I found the character of Vito Corleone pretty interesting. In the opening scene, he denies one man’s request and tells him, “You never wanted my friendship. And you were afraid to be in my debt. …You never needed a friend like me. …[And now] you don’t even think to call me godfather. …What have I ever done to make you approach me so disrespectfully?” So the man changes his approach, says, “Will you be my friend?” bows his head, and kisses the godfather’s hand. That changes everything; the don will now come to his aid – stand as his ally, his protector…his friend. But no one gets something for nothing. The trade is unconditional loyalty…up to and including a returned favor if ever asked.
When not conducting business, the mob leader is quite the family man. He dances with his wife at their daughter’s wedding, and even refuses to allow a family photo to be taken at the same event because one of his sons is absent. He plays with his grandchildren. He cries when he must identify his son’s murdered body.
The godfather also has an understanding of what justice means – he refuses to kill a man who only inflicted suffering on someone else…he only inflicts suffering to that man. And, despite the fact that the “business” of the film is an outlaw sort of “justice,” including murder, bribery, and immorality, the whole mob system works on a kind of honor system. The heads of the “five families” resolve their differences based on their word. The members of “the family” (blood relatives and close business allies) are loyal to each other. In fact, the godfather is himself (along with his son and successor Michael) the protagonist of the story. The audience likes him…respects him.
It strikes me how aptly this represents my old view of God the Father. He was a God who demanded respect and loyalty and promised judgment and retribution for every time I slipped. I had to be careful, because the God I served was temperamental and prone to anger…and He was very powerful and could strike me down if I did one too many things He didn’t like.
Since then I have discovered that I didn’t really know God at all.

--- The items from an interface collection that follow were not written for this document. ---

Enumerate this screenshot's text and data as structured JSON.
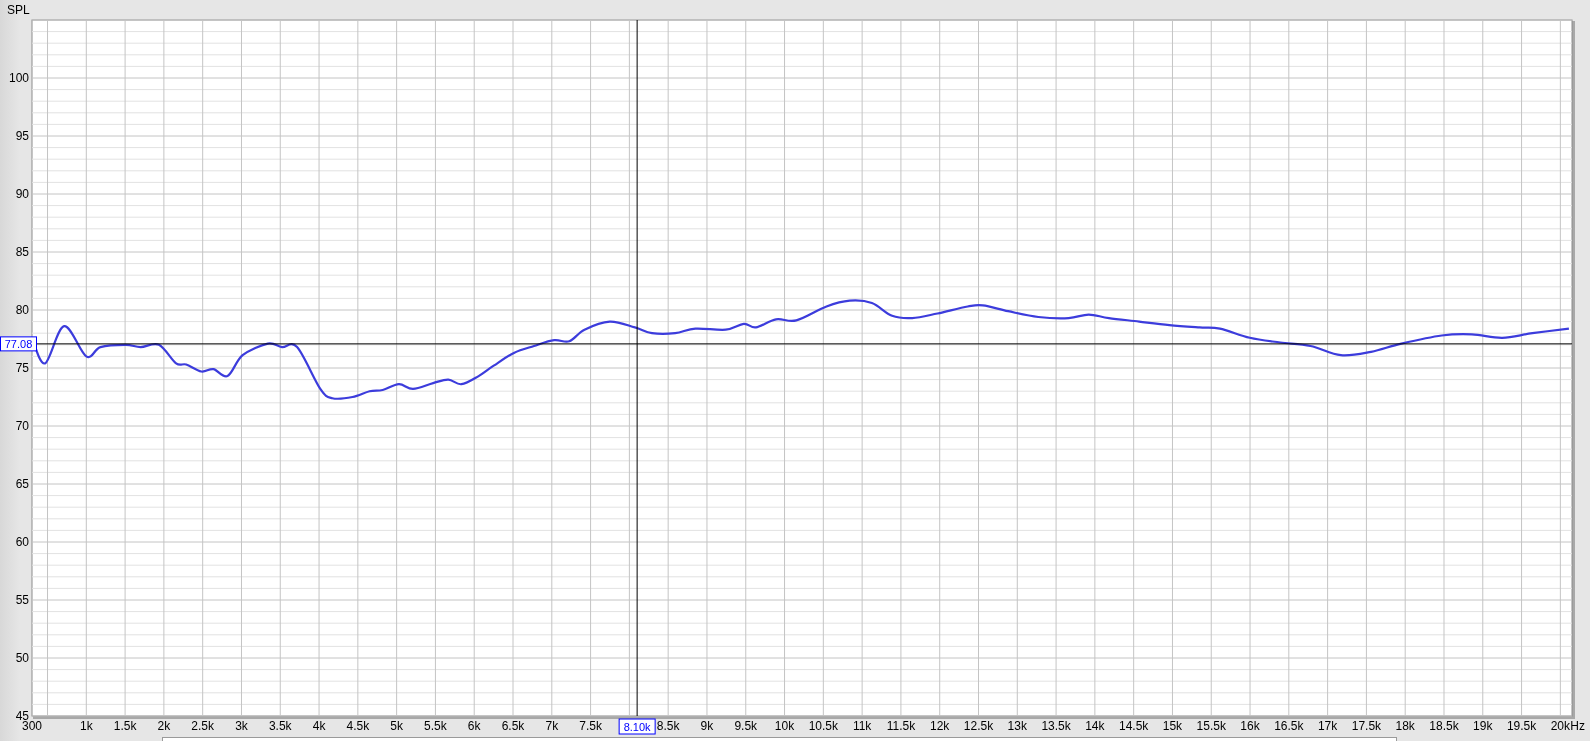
{
  "chart_data": {
    "type": "line",
    "ylabel": "SPL",
    "xlabel": "Hz",
    "grid": true,
    "xlim": [
      300,
      20150
    ],
    "ylim": [
      45,
      105
    ],
    "yticks": [
      45,
      50,
      55,
      60,
      65,
      70,
      75,
      80,
      85,
      90,
      95,
      100
    ],
    "xticks": [
      {
        "value": 300,
        "label": "300"
      },
      {
        "value": 1000,
        "label": "1k"
      },
      {
        "value": 1500,
        "label": "1.5k"
      },
      {
        "value": 2000,
        "label": "2k"
      },
      {
        "value": 2500,
        "label": "2.5k"
      },
      {
        "value": 3000,
        "label": "3k"
      },
      {
        "value": 3500,
        "label": "3.5k"
      },
      {
        "value": 4000,
        "label": "4k"
      },
      {
        "value": 4500,
        "label": "4.5k"
      },
      {
        "value": 5000,
        "label": "5k"
      },
      {
        "value": 5500,
        "label": "5.5k"
      },
      {
        "value": 6000,
        "label": "6k"
      },
      {
        "value": 6500,
        "label": "6.5k"
      },
      {
        "value": 7000,
        "label": "7k"
      },
      {
        "value": 7500,
        "label": "7.5k"
      },
      {
        "value": 8500,
        "label": "8.5k"
      },
      {
        "value": 9000,
        "label": "9k"
      },
      {
        "value": 9500,
        "label": "9.5k"
      },
      {
        "value": 10000,
        "label": "10k"
      },
      {
        "value": 10500,
        "label": "10.5k"
      },
      {
        "value": 11000,
        "label": "11k"
      },
      {
        "value": 11500,
        "label": "11.5k"
      },
      {
        "value": 12000,
        "label": "12k"
      },
      {
        "value": 12500,
        "label": "12.5k"
      },
      {
        "value": 13000,
        "label": "13k"
      },
      {
        "value": 13500,
        "label": "13.5k"
      },
      {
        "value": 14000,
        "label": "14k"
      },
      {
        "value": 14500,
        "label": "14.5k"
      },
      {
        "value": 15000,
        "label": "15k"
      },
      {
        "value": 15500,
        "label": "15.5k"
      },
      {
        "value": 16000,
        "label": "16k"
      },
      {
        "value": 16500,
        "label": "16.5k"
      },
      {
        "value": 17000,
        "label": "17k"
      },
      {
        "value": 17500,
        "label": "17.5k"
      },
      {
        "value": 18000,
        "label": "18k"
      },
      {
        "value": 18500,
        "label": "18.5k"
      },
      {
        "value": 19000,
        "label": "19k"
      },
      {
        "value": 19500,
        "label": "19.5k"
      },
      {
        "value": 20000,
        "label": "20k"
      }
    ],
    "x": [
      300,
      467,
      714,
      1000,
      1182,
      1507,
      1700,
      1936,
      2157,
      2287,
      2482,
      2638,
      2820,
      3015,
      3340,
      3522,
      3717,
      4016,
      4171,
      4431,
      4652,
      4821,
      5029,
      5211,
      5471,
      5666,
      5835,
      6056,
      6251,
      6511,
      6771,
      7031,
      7226,
      7421,
      7746,
      8071,
      8292,
      8591,
      8851,
      9241,
      9475,
      9631,
      9891,
      10151,
      10541,
      10840,
      11126,
      11386,
      11646,
      11971,
      12361,
      12556,
      12881,
      13271,
      13661,
      13921,
      14181,
      14571,
      14961,
      15351,
      15611,
      15997,
      16390,
      16780,
      17171,
      17561,
      17951,
      18470,
      18860,
      19250,
      19640,
      20110
    ],
    "series": [
      {
        "color": "#3c3cdc",
        "values": [
          77.6,
          75.4,
          78.6,
          76.0,
          76.8,
          77.0,
          76.8,
          77.0,
          75.4,
          75.3,
          74.7,
          74.9,
          74.3,
          76.1,
          77.1,
          76.8,
          76.8,
          73.2,
          72.4,
          72.5,
          73.0,
          73.1,
          73.6,
          73.2,
          73.7,
          74.0,
          73.6,
          74.3,
          75.2,
          76.3,
          76.9,
          77.4,
          77.3,
          78.3,
          79.0,
          78.5,
          78.0,
          78.0,
          78.4,
          78.3,
          78.8,
          78.5,
          79.2,
          79.1,
          80.3,
          80.8,
          80.6,
          79.5,
          79.3,
          79.7,
          80.3,
          80.4,
          79.9,
          79.4,
          79.3,
          79.6,
          79.3,
          79.0,
          78.7,
          78.5,
          78.4,
          77.6,
          77.2,
          76.9,
          76.1,
          76.4,
          77.1,
          77.8,
          77.9,
          77.6,
          78.0,
          78.4
        ]
      }
    ],
    "ref_lines": [
      {
        "axis": "x",
        "value": 8100,
        "label": "8.10k",
        "color": "#000000"
      },
      {
        "axis": "y",
        "value": 77.08,
        "label": "77.08",
        "color": "#000000"
      }
    ]
  }
}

Brennan Manning puts it well. He says in his book The Ragamuffin Gospel, “Justice says, ‘I owe you nothing, for you have broken the contract.’ [Sounds like the godfather’s idea of justice.] But where justice ends, love begins and reveals that God is not interested merely in the dividends of the covenant.” I don’t believe God says, “If you scratch My back, I’ll scratch yours,” or “What’s in it for Me?” His love for us is Selfless. He does not love us merely because we were made in His image; that would mean He loved His image in us rather than just loving us for “us,” which would make Him rather narcissistic, don’t you think?
I don’t think God made us because He needed new relationships. He already had community within Himself (the nature of the Trinity). He created us in a Selfless act of benevolence – He created beings with whom He could share in relationship purely for their benefit. “What wondrous love is this?”
One of my favorite Scriptures is 1 John 4:8 which says, “There is no fear in love. But perfect love drives out fear, because fear has to do with punishment. The one who fears is not made perfect in love.”
A good relationship with the godfather involved a certain amount of fear. But God tells us repeatedly to “fear not,” and to “come before Him boldly” and be “made perfect in love.”
How do you view the God of Christianity? Has He been described to you as angry or loving…or both? Has He revealed Himself to you in a certain way?